> [GIVEN ENTRIES]
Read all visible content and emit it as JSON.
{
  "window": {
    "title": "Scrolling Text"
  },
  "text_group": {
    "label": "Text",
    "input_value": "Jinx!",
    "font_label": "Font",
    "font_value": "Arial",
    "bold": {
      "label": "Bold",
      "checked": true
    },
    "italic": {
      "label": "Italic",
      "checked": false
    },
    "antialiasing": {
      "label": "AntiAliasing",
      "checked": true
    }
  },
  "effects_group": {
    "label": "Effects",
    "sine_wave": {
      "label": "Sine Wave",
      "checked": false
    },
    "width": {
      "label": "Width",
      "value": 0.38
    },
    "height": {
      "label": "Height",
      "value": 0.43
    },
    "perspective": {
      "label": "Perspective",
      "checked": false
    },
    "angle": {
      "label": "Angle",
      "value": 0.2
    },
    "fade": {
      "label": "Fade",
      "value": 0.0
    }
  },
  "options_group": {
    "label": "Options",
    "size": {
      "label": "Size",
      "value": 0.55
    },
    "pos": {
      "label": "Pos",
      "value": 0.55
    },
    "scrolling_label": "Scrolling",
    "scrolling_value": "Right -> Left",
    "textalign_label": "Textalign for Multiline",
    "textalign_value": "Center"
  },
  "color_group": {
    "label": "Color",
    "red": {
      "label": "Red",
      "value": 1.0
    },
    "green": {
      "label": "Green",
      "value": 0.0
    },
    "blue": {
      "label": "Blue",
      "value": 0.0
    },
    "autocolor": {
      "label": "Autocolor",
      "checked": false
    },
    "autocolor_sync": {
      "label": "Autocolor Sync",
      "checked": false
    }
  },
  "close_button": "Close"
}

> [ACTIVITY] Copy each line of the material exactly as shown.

> [ANSWER FOR THE TASK]
Read all visible content and emit it as JSON.
{
  "window": {
    "title": "Scrolling Text"
  },
  "text_group": {
    "label": "Text",
    "input_value": "Jinx!",
    "font_label": "Font",
    "font_value": "Arial",
    "bold": {
      "label": "Bold",
      "checked": true
    },
    "italic": {
      "label": "Italic",
      "checked": false
    },
    "antialiasing": {
      "label": "AntiAliasing",
      "checked": true
    }
  },
  "effects_group": {
    "label": "Effects",
    "sine_wave": {
      "label": "Sine Wave",
      "checked": false
    },
    "width": {
      "label": "Width",
      "value": 0.38
    },
    "height": {
      "label": "Height",
      "value": 0.43
    },
    "perspective": {
      "label": "Perspective",
      "checked": false
    },
    "angle": {
      "label": "Angle",
      "value": 0.2
    },
    "fade": {
      "label": "Fade",
      "value": 0.0
    }
  },
  "options_group": {
    "label": "Options",
    "size": {
      "label": "Size",
      "value": 0.55
    },
    "pos": {
      "label": "Pos",
      "value": 0.55
    },
    "scrolling_label": "Scrolling",
    "scrolling_value": "Right -> Left",
    "textalign_label": "Textalign for Multiline",
    "textalign_value": "Center"
  },
  "color_group": {
    "label": "Color",
    "red": {
      "label": "Red",
      "value": 1.0
    },
    "green": {
      "label": "Green",
      "value": 0.0
    },
    "blue": {
      "label": "Blue",
      "value": 0.0
    },
    "autocolor": {
      "label": "Autocolor",
      "checked": false
    },
    "autocolor_sync": {
      "label": "Autocolor Sync",
      "checked": false
    }
  },
  "close_button": "Close"
}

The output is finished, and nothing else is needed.